A local reporter, Kenzie Margiott, covered the aftermath, reporting that the flag had been lost to them.
However, only a few days later, the flag was returned.
It arrived anonymously in a box addressed to Margiott at the television station she works for on Tuesday. Inside the box, the flag lay unharmed and in pristine condition. Attached was a small handwritten note.
“Needed protecting. Looters were flag burning.” The note, so humbly written, was signed, “RIP George Floyd.”
Margiott immediately contacted Reno’s vice mayor Devon Reese about her recently received package and had it returned to its rightful owners.
She also thanked whoever had so thoughtfully protected this piece of our history on her Twitter account, saying, “I am speechless. A box with my name written in Sharpie was anonymously delivered to the station this afternoon inside, the flag from the U.S.S. Reno that went missing from city hall during Saturday’s riots. I’m so thankful.”
Vice Mayor Reese made a statement about the remarkable recovery of the flag, stating, “As a country and a community, we’ve been having a rough couple of days. The idea that someone returned the flag just gave me a little more faith in humanity.”
I imagine Reese being where many of us are currently, completely in shock that a nation such as ours, built on the tried and true principles of “liberty and justice for all,” is now tearing itself apart.
For decades upon decades, America was something to be proud of, a country founded on the idea that all men should be free to have “life, liberty, and the pursuit of happiness.” People used to stand for that, putting America before race, before party, and definitely before their own selfish desires.

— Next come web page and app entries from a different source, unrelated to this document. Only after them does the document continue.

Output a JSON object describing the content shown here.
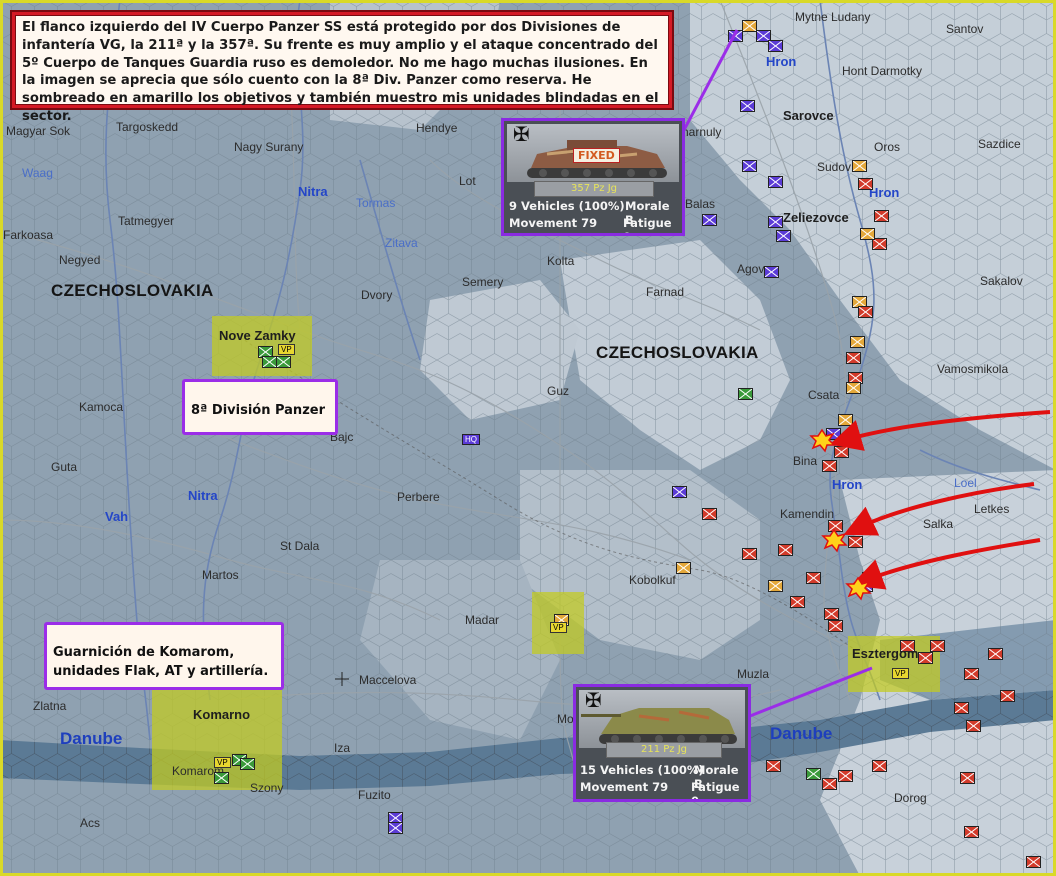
{
  "note": {
    "text": "El flanco izquierdo del IV Cuerpo Panzer SS está protegido por dos Divisiones de infantería VG, la 211ª y la 357ª. Su frente es muy amplio y el ataque concentrado del 5º Cuerpo de Tanques Guardia ruso es demoledor. No me hago muchas ilusiones. En la imagen se aprecia que sólo cuento con la 8ª Div. Panzer como reserva. He sombreado en amarillo los objetivos y también muestro mis unidades blindadas en el sector."
  },
  "countries": [
    "CZECHOSLOVAKIA",
    "CZECHOSLOVAKIA"
  ],
  "rivers": {
    "hron_1": "Hron",
    "hron_2": "Hron",
    "hron_3": "Hron",
    "nitra_1": "Nitra",
    "nitra_2": "Nitra",
    "tormas": "Tormas",
    "zitava": "Zitava",
    "waag": "Waag",
    "vah": "Vah",
    "loel": "Loel",
    "danube_1": "Danube",
    "danube_2": "Danube"
  },
  "towns": {
    "mytne_ludany": "Mytne Ludany",
    "santov": "Santov",
    "hont_darmotky": "Hont Darmotky",
    "sarovce": "Sarovce",
    "ros": "Oros",
    "sazdice": "Sazdice",
    "sudov": "Sudov",
    "zeliezovce": "Zeliezovce",
    "agov": "Agov",
    "sakalov": "Sakalov",
    "vamosmikola": "Vamosmikola",
    "csata": "Csata",
    "bina": "Bina",
    "kamendin": "Kamendin",
    "salka": "Salka",
    "letkes": "Letkes",
    "kobolkuf": "Kobolkuf",
    "muzla": "Muzla",
    "esztergom": "Esztergom",
    "dorog": "Dorog",
    "magyar_sok": "Magyar Sok",
    "targoskedd": "Targoskedd",
    "hendye": "Hendye",
    "nagy_surany": "Nagy Surany",
    "lot": "Lot",
    "tatmegyer": "Tatmegyer",
    "farkoasa": "Farkoasa",
    "negyed": "Negyed",
    "semery": "Semery",
    "kolta": "Kolta",
    "farnad": "Farnad",
    "dvory": "Dvory",
    "nove_zamky": "Nove Zamky",
    "guz": "Guz",
    "kamoca": "Kamoca",
    "bajc": "Bajc",
    "guta": "Guta",
    "perbere": "Perbere",
    "st_dala": "St Dala",
    "martos": "Martos",
    "madar": "Madar",
    "maccelova": "Maccelova",
    "zlatna": "Zlatna",
    "komarno": "Komarno",
    "komarom": "Komarom",
    "iza": "Iza",
    "szony": "Szony",
    "fuzito": "Fuzito",
    "acs": "Acs",
    "mo": "Mo",
    "harnuly": "harnuly",
    "balas": "Balas"
  },
  "callouts": {
    "panzer8": "8ª División Panzer",
    "komarom": "Guarnición de Komarom, unidades Flak, AT y artillería."
  },
  "panel_top": {
    "status_tag": "FIXED",
    "unit_name": "357 Pz Jg",
    "vehicles": "9 Vehicles (100%)",
    "morale": "Morale B",
    "movement": "Movement 79",
    "fatigue": "Fatigue 0"
  },
  "panel_bottom": {
    "unit_name": "211 Pz Jg",
    "vehicles": "15 Vehicles (100%)",
    "morale": "Morale B",
    "movement": "Movement 79",
    "fatigue": "Fatigue 0"
  },
  "markers": {
    "vp": "VP",
    "hq": "HQ"
  },
  "colors": {
    "sea_hex": "#8aa0b4",
    "land_light": "#c9d3dc",
    "objective": "#c4cc1e",
    "german_unit": "#5b3bd6",
    "soviet_unit": "#d23a2a",
    "callout_border": "#9b2de8",
    "note_border": "#d51a26",
    "attack_arrow": "#e01010",
    "frame": "#d9d928"
  }
}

And it was this selflessness that made America great, that lead the world into an age of democracy where everyone no matter where you came from were given a chance to live the American dream.
But now, watching as so many of our brave warriors’ children’s children tear out those foundations, we are losing hope.
And that is precisely why mementos of those days, now barely remembered, have even more importance and should hold such significance.
Thankfully, there are still a few who believe in those days of Old Glory.